WHAT TO DO - When a line of the records contains "Control", copy it.

Website and app data records -
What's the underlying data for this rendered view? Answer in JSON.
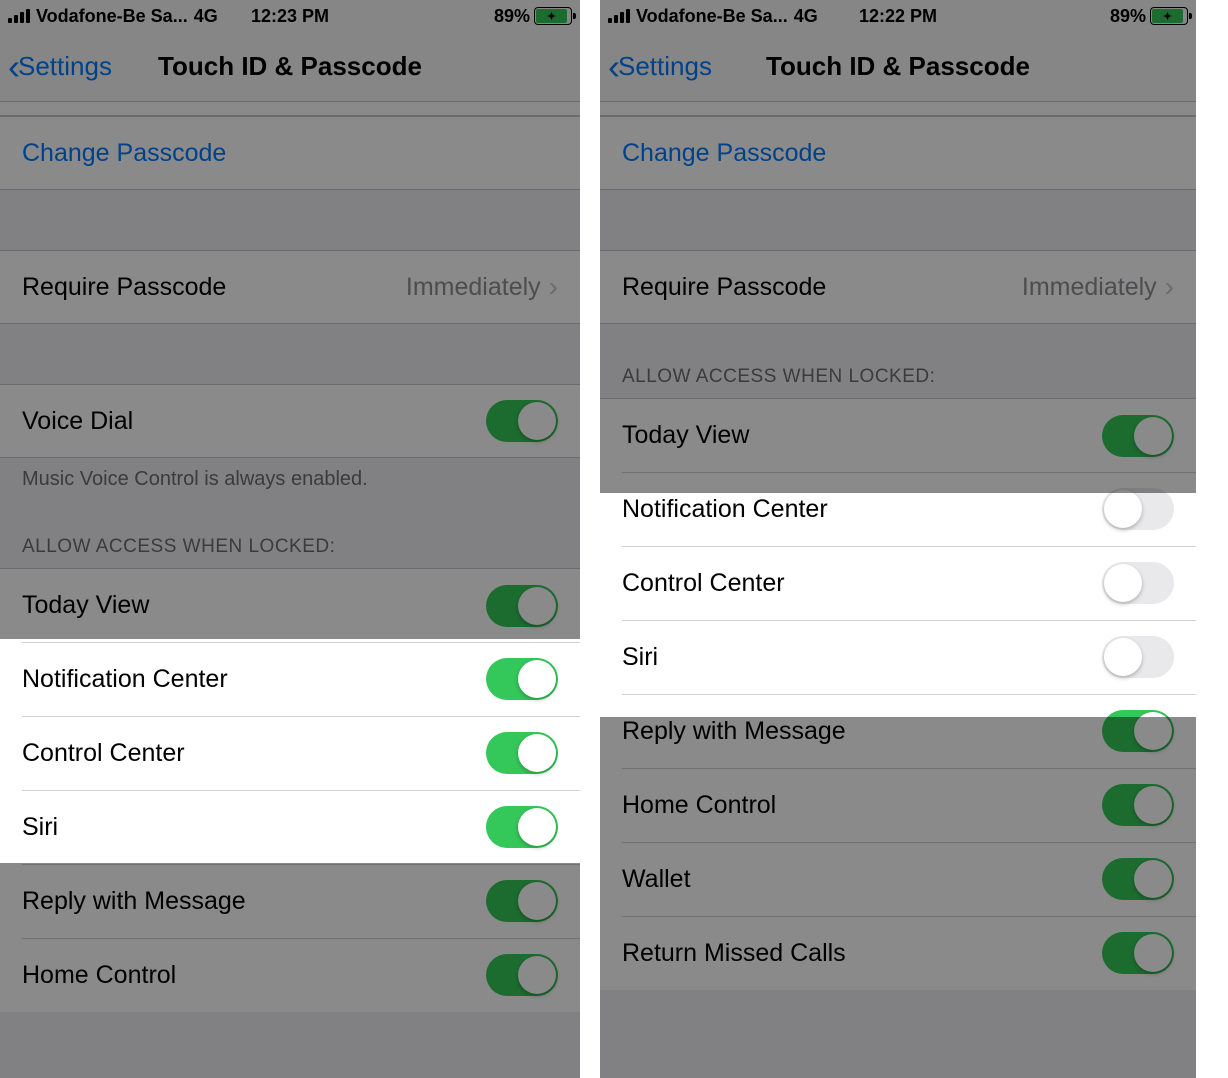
{
  "left": {
    "status": {
      "carrier": "Vodafone-Be Sa...",
      "net": "4G",
      "time": "12:23 PM",
      "battery_pct": "89%"
    },
    "nav": {
      "back": "Settings",
      "title": "Touch ID & Passcode"
    },
    "change_passcode": "Change Passcode",
    "require": {
      "label": "Require Passcode",
      "value": "Immediately"
    },
    "voice_dial": "Voice Dial",
    "voice_note": "Music Voice Control is always enabled.",
    "allow_header": "ALLOW ACCESS WHEN LOCKED:",
    "rows": {
      "today": "Today View",
      "notif": "Notification Center",
      "control": "Control Center",
      "siri": "Siri",
      "reply": "Reply with Message",
      "home": "Home Control"
    }
  },
  "right": {
    "status": {
      "carrier": "Vodafone-Be Sa...",
      "net": "4G",
      "time": "12:22 PM",
      "battery_pct": "89%"
    },
    "nav": {
      "back": "Settings",
      "title": "Touch ID & Passcode"
    },
    "change_passcode": "Change Passcode",
    "require": {
      "label": "Require Passcode",
      "value": "Immediately"
    },
    "allow_header": "ALLOW ACCESS WHEN LOCKED:",
    "rows": {
      "today": "Today View",
      "notif": "Notification Center",
      "control": "Control Center",
      "siri": "Siri",
      "reply": "Reply with Message",
      "home": "Home Control",
      "wallet": "Wallet",
      "missed": "Return Missed Calls"
    }
  }
}
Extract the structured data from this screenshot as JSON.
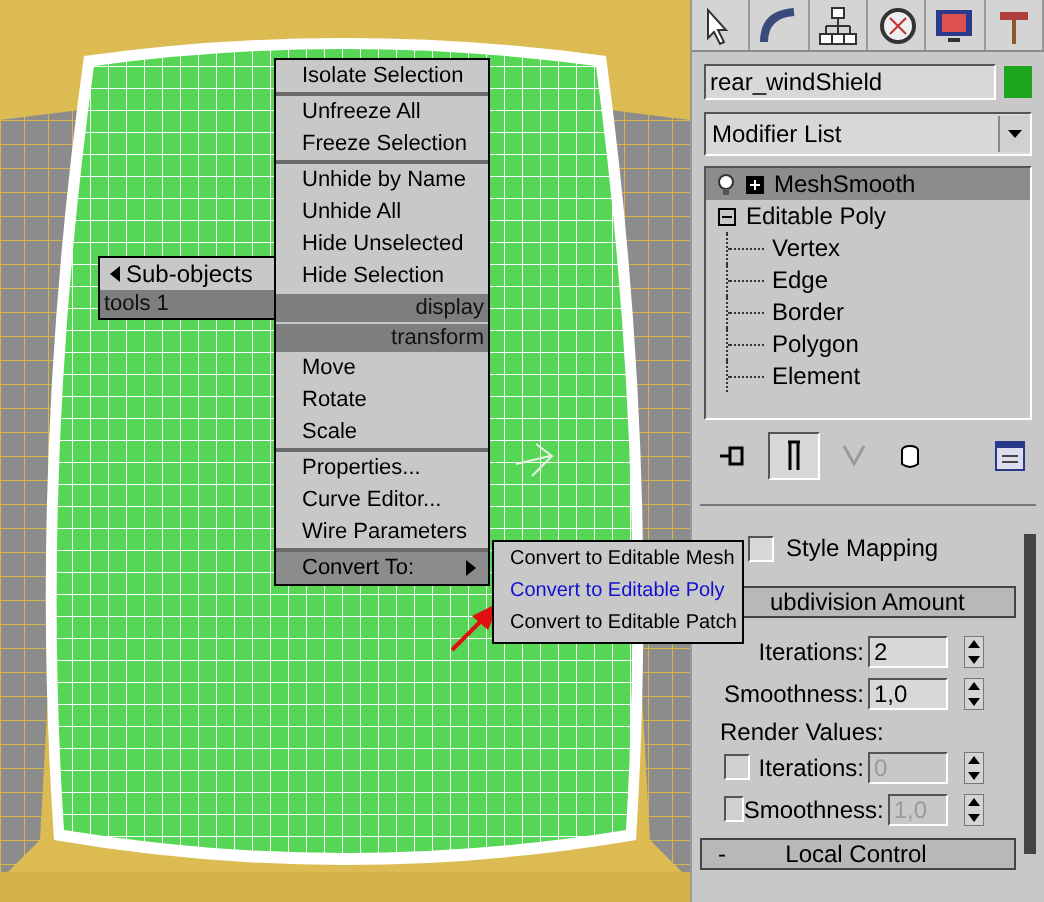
{
  "quad_menu": {
    "upper_left": {
      "title": "tools 1",
      "items": [
        {
          "label": "Sub-objects",
          "submenu": true,
          "selected": false
        }
      ]
    },
    "upper_right": {
      "title": "display",
      "groups": [
        [
          {
            "label": "Isolate Selection",
            "submenu": false,
            "selected": false
          }
        ],
        [
          {
            "label": "Unfreeze All",
            "submenu": false,
            "selected": false
          },
          {
            "label": "Freeze Selection",
            "submenu": false,
            "selected": false
          }
        ],
        [
          {
            "label": "Unhide by Name",
            "submenu": false,
            "selected": false
          },
          {
            "label": "Unhide All",
            "submenu": false,
            "selected": false
          },
          {
            "label": "Hide Unselected",
            "submenu": false,
            "selected": false
          },
          {
            "label": "Hide Selection",
            "submenu": false,
            "selected": false
          }
        ]
      ]
    },
    "lower_right": {
      "title": "transform",
      "groups": [
        [
          {
            "label": "Move",
            "submenu": false,
            "selected": false
          },
          {
            "label": "Rotate",
            "submenu": false,
            "selected": false
          },
          {
            "label": "Scale",
            "submenu": false,
            "selected": false
          }
        ],
        [
          {
            "label": "Properties...",
            "submenu": false,
            "selected": false
          },
          {
            "label": "Curve Editor...",
            "submenu": false,
            "selected": false
          },
          {
            "label": "Wire Parameters",
            "submenu": false,
            "selected": false
          }
        ],
        [
          {
            "label": "Convert To:",
            "submenu": true,
            "selected": true
          }
        ]
      ]
    },
    "submenu": [
      {
        "label": "Convert to Editable Mesh",
        "selected": false
      },
      {
        "label": "Convert to Editable Poly",
        "selected": true
      },
      {
        "label": "Convert to Editable Patch",
        "selected": false
      }
    ]
  },
  "command_panel": {
    "object_name": {
      "value": "rear_windShield",
      "color": "#1ea51e"
    },
    "modifier_list": {
      "value": "Modifier List"
    },
    "modifier_stack": [
      {
        "label": "MeshSmooth",
        "selected": true,
        "expanded": false
      },
      {
        "label": "Editable Poly",
        "selected": false,
        "expanded": true,
        "children": [
          {
            "label": "Vertex",
            "selected": false
          },
          {
            "label": "Edge",
            "selected": false
          },
          {
            "label": "Border",
            "selected": false
          },
          {
            "label": "Polygon",
            "selected": false
          },
          {
            "label": "Element",
            "selected": false
          }
        ]
      }
    ],
    "show_end_result": {
      "on": true
    },
    "rollout": [
      {
        "kind": "checkbox",
        "label": "Style Mapping",
        "checked": false
      },
      {
        "kind": "header",
        "label": "ubdivision Amount"
      },
      {
        "kind": "spinner",
        "label": "Iterations:",
        "value": "2",
        "disabled": false
      },
      {
        "kind": "spinner",
        "label": "Smoothness:",
        "value": "1,0",
        "disabled": false
      },
      {
        "kind": "label",
        "label": "Render Values:"
      },
      {
        "kind": "checkspinner",
        "label": "Iterations:",
        "value": "0",
        "checked": false,
        "disabled": true
      },
      {
        "kind": "checkspinner",
        "label": "Smoothness:",
        "value": "1,0",
        "checked": false,
        "disabled": true
      },
      {
        "kind": "header",
        "label": "Local Control",
        "sign": "-"
      }
    ]
  }
}
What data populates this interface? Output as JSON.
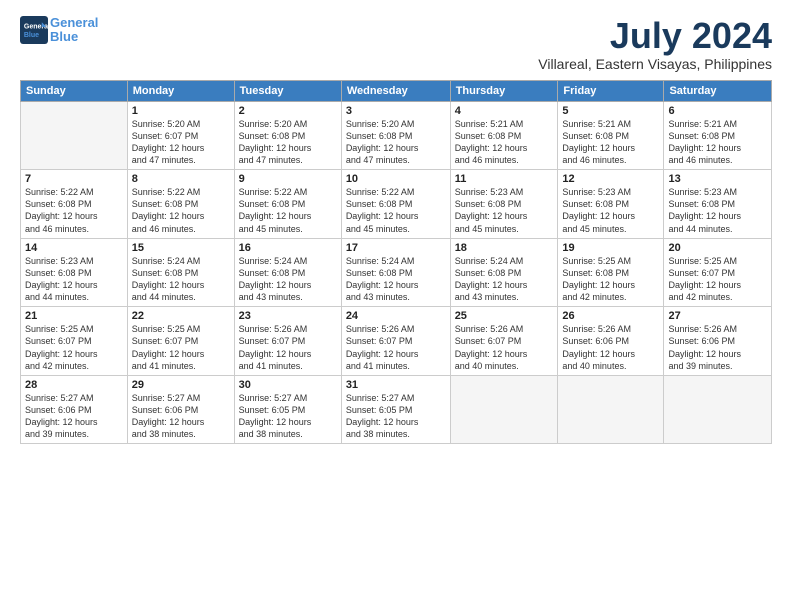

RESULT BELOW -
    "voice_note": "Music Voice Control is always enabled.",
      "control": "Control Center",
      "home": "Home Control"
      "control": "Control Center",
      "home": "Home Control",
        "label": "Local Control",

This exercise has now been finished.